Website and app data records
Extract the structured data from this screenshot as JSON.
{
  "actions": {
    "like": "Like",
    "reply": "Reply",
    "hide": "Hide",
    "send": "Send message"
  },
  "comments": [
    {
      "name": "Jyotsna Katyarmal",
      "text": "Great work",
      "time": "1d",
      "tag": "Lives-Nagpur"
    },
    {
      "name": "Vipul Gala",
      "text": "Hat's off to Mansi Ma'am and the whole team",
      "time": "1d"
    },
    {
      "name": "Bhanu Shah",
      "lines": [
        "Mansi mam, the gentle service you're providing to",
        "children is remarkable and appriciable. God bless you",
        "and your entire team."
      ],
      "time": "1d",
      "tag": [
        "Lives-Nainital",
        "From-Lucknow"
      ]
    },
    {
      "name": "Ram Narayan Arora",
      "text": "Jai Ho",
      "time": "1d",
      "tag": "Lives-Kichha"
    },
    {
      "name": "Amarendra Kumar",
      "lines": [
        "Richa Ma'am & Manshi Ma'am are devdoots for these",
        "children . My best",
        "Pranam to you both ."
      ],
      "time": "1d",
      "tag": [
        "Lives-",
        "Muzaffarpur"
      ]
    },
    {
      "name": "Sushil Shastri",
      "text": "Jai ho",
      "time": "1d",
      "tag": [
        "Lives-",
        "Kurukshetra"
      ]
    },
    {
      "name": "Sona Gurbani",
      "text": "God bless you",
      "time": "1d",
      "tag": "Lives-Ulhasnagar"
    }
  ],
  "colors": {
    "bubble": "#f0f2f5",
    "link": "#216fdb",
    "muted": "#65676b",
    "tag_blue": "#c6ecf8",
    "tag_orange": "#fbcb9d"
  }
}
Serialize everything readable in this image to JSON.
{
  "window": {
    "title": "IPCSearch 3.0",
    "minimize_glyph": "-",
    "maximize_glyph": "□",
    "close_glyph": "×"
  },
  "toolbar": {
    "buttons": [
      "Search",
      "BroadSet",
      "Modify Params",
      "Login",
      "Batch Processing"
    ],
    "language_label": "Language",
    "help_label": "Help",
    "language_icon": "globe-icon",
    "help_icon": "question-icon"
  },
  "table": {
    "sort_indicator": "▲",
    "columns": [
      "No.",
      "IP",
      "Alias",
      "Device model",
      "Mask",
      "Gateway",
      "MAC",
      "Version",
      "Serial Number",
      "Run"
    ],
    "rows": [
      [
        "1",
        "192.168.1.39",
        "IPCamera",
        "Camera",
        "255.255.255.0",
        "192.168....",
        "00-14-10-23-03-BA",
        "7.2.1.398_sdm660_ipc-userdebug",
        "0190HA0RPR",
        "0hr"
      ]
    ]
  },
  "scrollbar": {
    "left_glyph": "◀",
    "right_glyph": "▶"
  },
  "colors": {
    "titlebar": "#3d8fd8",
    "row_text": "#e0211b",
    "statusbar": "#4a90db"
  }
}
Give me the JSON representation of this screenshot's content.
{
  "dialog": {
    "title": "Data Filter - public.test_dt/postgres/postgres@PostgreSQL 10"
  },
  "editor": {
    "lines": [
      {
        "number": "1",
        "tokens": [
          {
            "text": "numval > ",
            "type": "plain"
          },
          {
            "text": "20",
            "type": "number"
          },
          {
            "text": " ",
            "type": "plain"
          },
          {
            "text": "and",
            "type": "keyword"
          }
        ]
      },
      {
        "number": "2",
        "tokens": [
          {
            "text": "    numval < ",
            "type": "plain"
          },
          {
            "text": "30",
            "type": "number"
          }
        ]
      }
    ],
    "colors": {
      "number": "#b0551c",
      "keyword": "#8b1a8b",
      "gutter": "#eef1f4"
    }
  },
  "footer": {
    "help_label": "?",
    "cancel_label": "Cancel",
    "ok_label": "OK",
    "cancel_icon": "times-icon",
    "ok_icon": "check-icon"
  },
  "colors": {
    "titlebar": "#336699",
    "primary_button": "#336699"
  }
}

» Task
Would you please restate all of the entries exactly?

» Completed task
Extract the structured data from this screenshot as JSON.
{
  "actions": {
    "like": "Like",
    "reply": "Reply",
    "hide": "Hide",
    "send": "Send message"
  },
  "comments": [
    {
      "name": "Jyotsna Katyarmal",
      "text": "Great work",
      "time": "1d",
      "tag": "Lives-Nagpur"
    },
    {
      "name": "Vipul Gala",
      "text": "Hat's off to Mansi Ma'am and the whole team",
      "time": "1d"
    },
    {
      "name": "Bhanu Shah",
      "lines": [
        "Mansi mam, the gentle service you're providing to",
        "children is remarkable and appriciable. God bless you",
        "and your entire team."
      ],
      "time": "1d",
      "tag": [
        "Lives-Nainital",
        "From-Lucknow"
      ]
    },
    {
      "name": "Ram Narayan Arora",
      "text": "Jai Ho",
      "time": "1d",
      "tag": "Lives-Kichha"
    },
    {
      "name": "Amarendra Kumar",
      "lines": [
        "Richa Ma'am & Manshi Ma'am are devdoots for these",
        "children . My best",
        "Pranam to you both ."
      ],
      "time": "1d",
      "tag": [
        "Lives-",
        "Muzaffarpur"
      ]
    },
    {
      "name": "Sushil Shastri",
      "text": "Jai ho",
      "time": "1d",
      "tag": [
        "Lives-",
        "Kurukshetra"
      ]
    },
    {
      "name": "Sona Gurbani",
      "text": "God bless you",
      "time": "1d",
      "tag": "Lives-Ulhasnagar"
    }
  ],
  "colors": {
    "bubble": "#f0f2f5",
    "link": "#216fdb",
    "muted": "#65676b",
    "tag_blue": "#c6ecf8",
    "tag_orange": "#fbcb9d"
  }
}
Serialize everything readable in this image to JSON.
{
  "window": {
    "title": "IPCSearch 3.0",
    "minimize_glyph": "-",
    "maximize_glyph": "□",
    "close_glyph": "×"
  },
  "toolbar": {
    "buttons": [
      "Search",
      "BroadSet",
      "Modify Params",
      "Login",
      "Batch Processing"
    ],
    "language_label": "Language",
    "help_label": "Help",
    "language_icon": "globe-icon",
    "help_icon": "question-icon"
  },
  "table": {
    "sort_indicator": "▲",
    "columns": [
      "No.",
      "IP",
      "Alias",
      "Device model",
      "Mask",
      "Gateway",
      "MAC",
      "Version",
      "Serial Number",
      "Run"
    ],
    "rows": [
      [
        "1",
        "192.168.1.39",
        "IPCamera",
        "Camera",
        "255.255.255.0",
        "192.168....",
        "00-14-10-23-03-BA",
        "7.2.1.398_sdm660_ipc-userdebug",
        "0190HA0RPR",
        "0hr"
      ]
    ]
  },
  "scrollbar": {
    "left_glyph": "◀",
    "right_glyph": "▶"
  },
  "colors": {
    "titlebar": "#3d8fd8",
    "row_text": "#e0211b",
    "statusbar": "#4a90db"
  }
}
Give me the JSON representation of this screenshot's content.
{
  "dialog": {
    "title": "Data Filter - public.test_dt/postgres/postgres@PostgreSQL 10"
  },
  "editor": {
    "lines": [
      {
        "number": "1",
        "tokens": [
          {
            "text": "numval > ",
            "type": "plain"
          },
          {
            "text": "20",
            "type": "number"
          },
          {
            "text": " ",
            "type": "plain"
          },
          {
            "text": "and",
            "type": "keyword"
          }
        ]
      },
      {
        "number": "2",
        "tokens": [
          {
            "text": "    numval < ",
            "type": "plain"
          },
          {
            "text": "30",
            "type": "number"
          }
        ]
      }
    ],
    "colors": {
      "number": "#b0551c",
      "keyword": "#8b1a8b",
      "gutter": "#eef1f4"
    }
  },
  "footer": {
    "help_label": "?",
    "cancel_label": "Cancel",
    "ok_label": "OK",
    "cancel_icon": "times-icon",
    "ok_icon": "check-icon"
  },
  "colors": {
    "titlebar": "#336699",
    "primary_button": "#336699"
  }
}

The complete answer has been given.